The alliance took the drastic step of taking war right to the middle of a European capital city after growing unhappiness about the flagging strategy of trying to bomb the country into submission.
At around one in the morning local time, heavy blasts shook the centre of Belgrade, and flames rose high into the sky. The Serb and Yugoslav Interior Ministries were both believed to have been hit in strikes that go very close to the centre of power in the country. "We can confirm that targets are being hit in downtown Belgrade," said a spokesman for the US Department of Defense minutes later.
Shortly afterwards, film of the buildings in flames were shown on Serbian television.
Recriminations and accusations have been growing within senior Nato ranks over the alliance's policy and its apparent failure to inflict significant damage on the Serbian war machine or halt the tide of ethnic cleansing in Kosovo. Nato decided earlier last week to extend its campaign against political and leadership targets, as well as Yugoslav military units in Kosovo.
At briefings yesterday, allied military chiefs publicly insisted that the campaign of air strikes would continue. Video footage was shown of bridges, barracks and other targets being hit by bombs and missiles. But at the same time they were forced to admit that bad weather had once again prevented most of the planned attacks from taking place.
Nato said that in planning attacks on Belgrade, it had taken care to avoid civilian casualties. A spokesman, Jamie Shea, said the alliance would not be using President Slobodan Milosevic's methods and was determined to avoid collateral damage.
Criticism of the allied efforts was more vocal in Brussels and Washington than in London. There were allegations that intelligence assessments that air strikes alone would not stop a Serb offensive against Kosovars were ignored.
Adding to the controversy, a Kosovo Liberation Army commander, Shkem Dragobia, yesterday accused Nato of betrayal, saying the Kosovars had been asked not to mobilise and arm themselves, on the understanding that Western powers would protect them.

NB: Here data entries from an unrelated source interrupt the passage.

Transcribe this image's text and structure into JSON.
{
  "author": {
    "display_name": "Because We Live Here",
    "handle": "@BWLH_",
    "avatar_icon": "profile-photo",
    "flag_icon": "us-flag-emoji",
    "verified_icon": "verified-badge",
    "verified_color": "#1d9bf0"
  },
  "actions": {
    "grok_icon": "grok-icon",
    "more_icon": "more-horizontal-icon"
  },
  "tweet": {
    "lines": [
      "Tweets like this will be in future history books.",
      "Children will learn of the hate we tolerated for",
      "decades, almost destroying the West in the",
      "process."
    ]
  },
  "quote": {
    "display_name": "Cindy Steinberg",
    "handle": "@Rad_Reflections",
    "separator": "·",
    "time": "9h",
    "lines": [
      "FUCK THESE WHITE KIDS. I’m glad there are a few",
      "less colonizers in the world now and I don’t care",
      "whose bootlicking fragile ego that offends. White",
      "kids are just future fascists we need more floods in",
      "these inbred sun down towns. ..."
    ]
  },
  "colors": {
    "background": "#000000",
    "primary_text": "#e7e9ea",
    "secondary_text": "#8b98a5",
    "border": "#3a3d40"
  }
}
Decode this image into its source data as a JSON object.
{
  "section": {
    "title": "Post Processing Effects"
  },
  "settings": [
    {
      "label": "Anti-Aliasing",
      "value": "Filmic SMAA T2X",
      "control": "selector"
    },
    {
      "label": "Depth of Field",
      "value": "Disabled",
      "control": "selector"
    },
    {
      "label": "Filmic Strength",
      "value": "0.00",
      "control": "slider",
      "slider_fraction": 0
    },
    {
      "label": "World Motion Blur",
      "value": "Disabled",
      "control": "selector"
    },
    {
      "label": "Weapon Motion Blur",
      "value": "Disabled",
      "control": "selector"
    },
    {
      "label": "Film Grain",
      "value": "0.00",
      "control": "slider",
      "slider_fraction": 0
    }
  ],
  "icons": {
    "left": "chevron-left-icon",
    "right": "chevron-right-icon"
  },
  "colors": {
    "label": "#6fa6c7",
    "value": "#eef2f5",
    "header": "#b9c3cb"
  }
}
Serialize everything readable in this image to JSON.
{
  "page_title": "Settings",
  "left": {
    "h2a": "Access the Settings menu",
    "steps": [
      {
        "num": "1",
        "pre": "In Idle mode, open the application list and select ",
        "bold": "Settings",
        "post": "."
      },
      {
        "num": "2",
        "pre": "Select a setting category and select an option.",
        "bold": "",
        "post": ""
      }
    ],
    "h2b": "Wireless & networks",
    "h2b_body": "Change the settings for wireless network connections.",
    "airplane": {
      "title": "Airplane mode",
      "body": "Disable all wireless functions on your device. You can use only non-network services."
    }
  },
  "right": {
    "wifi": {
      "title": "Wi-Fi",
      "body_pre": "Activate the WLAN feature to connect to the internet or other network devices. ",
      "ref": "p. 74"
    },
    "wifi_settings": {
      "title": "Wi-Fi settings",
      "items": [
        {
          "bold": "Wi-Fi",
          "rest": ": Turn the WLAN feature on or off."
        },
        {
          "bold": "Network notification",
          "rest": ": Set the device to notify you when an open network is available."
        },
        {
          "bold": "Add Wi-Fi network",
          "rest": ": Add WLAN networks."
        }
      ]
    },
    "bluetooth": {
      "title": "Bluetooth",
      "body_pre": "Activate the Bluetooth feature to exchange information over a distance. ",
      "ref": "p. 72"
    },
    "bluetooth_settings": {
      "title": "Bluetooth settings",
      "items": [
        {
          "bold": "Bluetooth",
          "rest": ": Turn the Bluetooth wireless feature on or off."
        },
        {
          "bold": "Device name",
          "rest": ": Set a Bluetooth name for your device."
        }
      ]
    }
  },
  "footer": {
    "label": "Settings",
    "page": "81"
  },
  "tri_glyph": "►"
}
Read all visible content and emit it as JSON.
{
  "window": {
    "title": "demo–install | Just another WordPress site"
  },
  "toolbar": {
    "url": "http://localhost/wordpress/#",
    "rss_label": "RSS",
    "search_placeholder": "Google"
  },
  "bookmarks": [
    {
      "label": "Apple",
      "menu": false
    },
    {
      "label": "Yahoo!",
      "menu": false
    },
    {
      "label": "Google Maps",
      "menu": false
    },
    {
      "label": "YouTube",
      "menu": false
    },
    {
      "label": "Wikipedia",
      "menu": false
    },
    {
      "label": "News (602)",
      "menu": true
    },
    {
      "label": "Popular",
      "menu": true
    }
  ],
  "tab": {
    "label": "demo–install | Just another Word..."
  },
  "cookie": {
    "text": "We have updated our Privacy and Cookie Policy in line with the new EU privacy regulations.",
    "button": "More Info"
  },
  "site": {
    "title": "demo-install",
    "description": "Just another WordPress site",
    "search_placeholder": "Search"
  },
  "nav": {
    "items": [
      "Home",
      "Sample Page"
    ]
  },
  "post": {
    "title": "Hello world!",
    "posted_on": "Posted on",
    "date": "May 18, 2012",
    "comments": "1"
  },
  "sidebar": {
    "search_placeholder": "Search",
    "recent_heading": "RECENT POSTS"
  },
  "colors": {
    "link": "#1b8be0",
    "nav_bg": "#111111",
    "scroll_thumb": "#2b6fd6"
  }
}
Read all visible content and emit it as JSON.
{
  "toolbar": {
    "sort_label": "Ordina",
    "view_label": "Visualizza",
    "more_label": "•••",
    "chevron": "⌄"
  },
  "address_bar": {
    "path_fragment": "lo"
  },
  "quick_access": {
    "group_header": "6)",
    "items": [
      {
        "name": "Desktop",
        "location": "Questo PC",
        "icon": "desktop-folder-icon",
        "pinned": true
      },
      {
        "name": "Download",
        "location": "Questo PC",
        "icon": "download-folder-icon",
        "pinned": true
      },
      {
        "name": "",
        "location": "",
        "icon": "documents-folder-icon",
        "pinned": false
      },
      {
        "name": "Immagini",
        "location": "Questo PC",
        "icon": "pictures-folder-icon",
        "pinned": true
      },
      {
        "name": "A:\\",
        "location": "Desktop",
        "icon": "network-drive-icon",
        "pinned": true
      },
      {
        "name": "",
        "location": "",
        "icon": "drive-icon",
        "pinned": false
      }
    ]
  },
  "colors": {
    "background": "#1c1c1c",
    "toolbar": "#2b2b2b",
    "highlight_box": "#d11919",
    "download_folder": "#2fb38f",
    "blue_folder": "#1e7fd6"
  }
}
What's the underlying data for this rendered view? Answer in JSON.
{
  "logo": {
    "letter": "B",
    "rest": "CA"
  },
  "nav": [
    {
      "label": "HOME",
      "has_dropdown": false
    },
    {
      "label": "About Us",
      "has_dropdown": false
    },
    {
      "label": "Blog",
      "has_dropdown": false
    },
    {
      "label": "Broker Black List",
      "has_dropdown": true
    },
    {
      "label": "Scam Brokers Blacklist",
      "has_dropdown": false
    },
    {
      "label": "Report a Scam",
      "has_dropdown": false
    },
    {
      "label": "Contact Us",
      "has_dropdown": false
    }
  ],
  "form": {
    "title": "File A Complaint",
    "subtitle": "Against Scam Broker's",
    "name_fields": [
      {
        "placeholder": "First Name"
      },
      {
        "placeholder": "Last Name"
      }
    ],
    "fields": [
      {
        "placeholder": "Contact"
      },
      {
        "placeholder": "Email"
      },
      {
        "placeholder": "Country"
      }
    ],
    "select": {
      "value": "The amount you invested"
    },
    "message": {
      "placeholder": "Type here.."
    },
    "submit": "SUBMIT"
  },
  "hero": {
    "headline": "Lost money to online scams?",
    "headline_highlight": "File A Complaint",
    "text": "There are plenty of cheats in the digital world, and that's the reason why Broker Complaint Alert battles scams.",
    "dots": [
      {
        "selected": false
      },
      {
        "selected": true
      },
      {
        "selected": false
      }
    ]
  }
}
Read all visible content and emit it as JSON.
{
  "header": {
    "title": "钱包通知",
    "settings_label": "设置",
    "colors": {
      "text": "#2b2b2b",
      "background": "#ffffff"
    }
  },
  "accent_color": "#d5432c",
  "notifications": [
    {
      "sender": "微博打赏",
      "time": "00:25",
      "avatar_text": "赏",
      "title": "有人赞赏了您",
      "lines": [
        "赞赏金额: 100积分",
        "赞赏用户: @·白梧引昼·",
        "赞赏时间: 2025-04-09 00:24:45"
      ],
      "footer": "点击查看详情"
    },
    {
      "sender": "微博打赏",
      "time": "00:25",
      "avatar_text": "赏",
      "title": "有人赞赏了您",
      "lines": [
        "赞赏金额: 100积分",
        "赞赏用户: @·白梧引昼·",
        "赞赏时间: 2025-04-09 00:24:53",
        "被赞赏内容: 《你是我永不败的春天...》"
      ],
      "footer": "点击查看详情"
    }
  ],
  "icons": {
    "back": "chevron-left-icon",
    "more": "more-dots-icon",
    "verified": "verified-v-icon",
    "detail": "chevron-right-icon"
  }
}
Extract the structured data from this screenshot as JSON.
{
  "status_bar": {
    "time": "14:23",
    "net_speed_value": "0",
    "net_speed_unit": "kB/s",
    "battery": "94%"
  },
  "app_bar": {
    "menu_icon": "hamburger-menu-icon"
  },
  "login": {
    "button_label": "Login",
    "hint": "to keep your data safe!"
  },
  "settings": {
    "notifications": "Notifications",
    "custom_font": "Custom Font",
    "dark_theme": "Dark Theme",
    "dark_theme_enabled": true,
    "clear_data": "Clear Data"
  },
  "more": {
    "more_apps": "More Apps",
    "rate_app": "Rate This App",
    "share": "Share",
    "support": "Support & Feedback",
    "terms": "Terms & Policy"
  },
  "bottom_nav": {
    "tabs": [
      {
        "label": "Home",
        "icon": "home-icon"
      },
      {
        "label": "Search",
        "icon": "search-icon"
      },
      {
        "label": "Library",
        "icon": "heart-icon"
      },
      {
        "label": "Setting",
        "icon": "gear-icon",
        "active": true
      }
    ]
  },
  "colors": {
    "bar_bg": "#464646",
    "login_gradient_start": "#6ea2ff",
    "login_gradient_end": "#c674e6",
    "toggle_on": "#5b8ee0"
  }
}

This they had failed to do, said Mr Dragobia, and if Nato continued to refuse to commit ground forces, the KLA should be provided with armour and heavy artillery.
A Nato spokesman, Air Commodore David Wilby, said the allies were in for a long haul. "This will not be a short campaign," he added.
However, he stressed that the attacks were effective and Serbian forces were suffering from serious fuel shortages caused by the bombing. The dwindling stocks were being further depleted by their "cat and mouse" tactic of regularly moving armour around to avoid being hit. Shortage of fuel had immobilised an entire Yugoslav army battle group near the town of Djakovica in southern Kosovo.
Fuel and bread shortages were also hitting ordinary Yugoslavs outside Kosovo, and there was a military call-up of men aged between 16 and 60, some of whose passports were being confiscated to prevent them leaving the country, Nato claimed. Overnight, Nato aircraft had encountered light missile activity and the anti-aircraft radar threat had lessened. Air Commodore Wilby said cloudy weather in and around Kosovo had again hampered Nato air operations, but a "full spectrum" of targets had been attacked. US B-1 bombers had gone into action for the first time, "increasing the tempo and effectiveness of our campaign", he said.
Attacks had focused on lines of communication such as bridges and on the Yugoslav forces' staging areas and headquarters facilities.
The B-1 is part of a steady build up of the Nato arsenal. Eight RAF Tornados are now on stand-by at their base in Germany and an extra four Harriers sent to Italy are also fully operational.
The submarine HMS Splendid, believed to be in the Adriatic, is expected to be joined by a number of other naval vessels. And the US is expected to deploy the aircraft carrier USS Theodore Roosevelt and its battle group.Reuse content